The Weekly Buzz: Decisions
How do great leaders decide what to do in an efficient way? How do they assess whether their decisions were good?
Assess Process, Not Results
When things don’t turn out the way you hoped, it’s easy to overanalyze. But your results are not going to get better by bemoaning bad outcomes (or cheering for good ones). Take the focus off the outcome and instead look at your process. The better your process, the better chance you give yourself to get a good outcome. Check out the books on decision-making by poker champ Annie Duke for more on this approach.
Calibrate for Your Own Weaknesses
Ever heard of the Dunning-Kruger hypothesis? It’s the modern psychology equivalent of the Socratic paradox that wisdom is knowing how little you know. In other words, people who are largely ignorant about something can easily overestimate how much they know about it, while learning more about it improves your ability to assess what you know—but can reduce confidence. New management research suggests a fix for this dilemma. If you’re prone to overconfidence when making decisions, make the unknowns explicit. Subjects in a 2017 study who were told to “consider the unknowns” made fewer poor decisions based on overconfidence.
Nudge Your Chances
Edison Partners, a private equity and venture capital firm, puts out an annual list identifying the special characteristics of fast-growing start-ups. The top trait on the 2018 list stands out: Fast Growers “invest 70% more than peers in sales and marketing as a % of revenue.”

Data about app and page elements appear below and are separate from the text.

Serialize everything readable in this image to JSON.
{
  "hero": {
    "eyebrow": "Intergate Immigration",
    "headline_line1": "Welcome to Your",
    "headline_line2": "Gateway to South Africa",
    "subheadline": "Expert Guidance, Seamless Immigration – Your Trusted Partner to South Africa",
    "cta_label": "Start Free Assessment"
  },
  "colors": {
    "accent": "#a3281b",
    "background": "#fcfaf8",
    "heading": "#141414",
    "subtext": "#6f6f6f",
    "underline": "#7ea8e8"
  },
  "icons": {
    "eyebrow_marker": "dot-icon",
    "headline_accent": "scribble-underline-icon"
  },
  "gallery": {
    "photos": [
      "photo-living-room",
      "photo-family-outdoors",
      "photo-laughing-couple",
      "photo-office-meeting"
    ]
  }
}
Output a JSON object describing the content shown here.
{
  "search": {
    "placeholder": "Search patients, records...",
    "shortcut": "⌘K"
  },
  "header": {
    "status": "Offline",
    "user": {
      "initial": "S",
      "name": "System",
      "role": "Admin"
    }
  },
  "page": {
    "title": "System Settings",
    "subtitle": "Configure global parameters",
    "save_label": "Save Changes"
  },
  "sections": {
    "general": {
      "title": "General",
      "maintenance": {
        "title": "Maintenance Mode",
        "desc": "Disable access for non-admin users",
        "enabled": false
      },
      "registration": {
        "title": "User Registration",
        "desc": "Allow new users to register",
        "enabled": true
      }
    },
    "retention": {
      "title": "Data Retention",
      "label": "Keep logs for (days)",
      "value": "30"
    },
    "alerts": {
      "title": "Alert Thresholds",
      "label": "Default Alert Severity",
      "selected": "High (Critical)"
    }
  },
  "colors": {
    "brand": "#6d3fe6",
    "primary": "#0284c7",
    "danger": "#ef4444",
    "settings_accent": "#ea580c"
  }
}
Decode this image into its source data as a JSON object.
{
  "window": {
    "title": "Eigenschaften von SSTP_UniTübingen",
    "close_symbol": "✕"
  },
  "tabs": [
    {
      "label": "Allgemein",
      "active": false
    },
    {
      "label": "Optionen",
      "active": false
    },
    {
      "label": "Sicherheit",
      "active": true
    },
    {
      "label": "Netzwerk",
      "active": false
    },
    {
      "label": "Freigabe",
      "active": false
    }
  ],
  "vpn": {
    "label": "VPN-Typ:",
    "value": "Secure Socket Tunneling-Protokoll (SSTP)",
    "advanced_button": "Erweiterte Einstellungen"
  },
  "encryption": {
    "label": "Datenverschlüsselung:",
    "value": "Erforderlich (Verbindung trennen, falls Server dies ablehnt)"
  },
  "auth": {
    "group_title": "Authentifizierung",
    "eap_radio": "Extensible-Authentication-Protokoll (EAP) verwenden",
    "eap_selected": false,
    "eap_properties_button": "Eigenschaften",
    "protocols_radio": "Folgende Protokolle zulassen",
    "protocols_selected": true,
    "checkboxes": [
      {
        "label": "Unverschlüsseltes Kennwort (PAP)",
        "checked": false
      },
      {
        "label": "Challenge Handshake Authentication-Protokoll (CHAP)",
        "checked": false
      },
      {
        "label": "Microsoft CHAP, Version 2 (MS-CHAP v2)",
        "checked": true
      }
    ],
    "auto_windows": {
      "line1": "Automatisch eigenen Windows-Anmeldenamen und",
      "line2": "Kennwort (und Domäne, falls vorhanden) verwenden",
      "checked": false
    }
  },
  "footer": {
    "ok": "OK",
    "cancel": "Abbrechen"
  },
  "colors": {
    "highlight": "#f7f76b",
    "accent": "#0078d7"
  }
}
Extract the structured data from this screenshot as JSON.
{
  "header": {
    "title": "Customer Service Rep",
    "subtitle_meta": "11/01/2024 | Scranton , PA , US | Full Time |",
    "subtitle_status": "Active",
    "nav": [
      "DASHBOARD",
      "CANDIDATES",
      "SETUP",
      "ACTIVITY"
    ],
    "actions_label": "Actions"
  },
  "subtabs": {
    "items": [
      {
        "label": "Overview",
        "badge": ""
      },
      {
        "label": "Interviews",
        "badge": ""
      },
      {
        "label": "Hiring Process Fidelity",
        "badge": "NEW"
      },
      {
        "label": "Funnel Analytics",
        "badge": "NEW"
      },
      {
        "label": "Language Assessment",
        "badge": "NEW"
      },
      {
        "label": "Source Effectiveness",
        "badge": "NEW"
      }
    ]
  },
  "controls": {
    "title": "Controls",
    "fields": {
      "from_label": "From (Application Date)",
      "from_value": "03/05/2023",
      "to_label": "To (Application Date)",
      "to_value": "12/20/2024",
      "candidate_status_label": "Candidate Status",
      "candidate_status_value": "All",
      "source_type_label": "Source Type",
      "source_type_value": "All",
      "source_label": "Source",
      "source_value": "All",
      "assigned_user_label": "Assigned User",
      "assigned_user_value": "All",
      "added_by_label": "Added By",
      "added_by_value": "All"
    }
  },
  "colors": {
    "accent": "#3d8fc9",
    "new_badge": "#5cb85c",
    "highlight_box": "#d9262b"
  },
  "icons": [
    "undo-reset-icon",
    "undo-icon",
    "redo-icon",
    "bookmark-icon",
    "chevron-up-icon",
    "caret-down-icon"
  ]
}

In other words, there are steps any leader can take that increase the chances of their decisions turning out well. Evidence-based, targeted investment in sales and marketing will make any decisions in the rest of the company more likely to result in increased revenue than taking those decisions in the absence of a good sales and marketing campaign.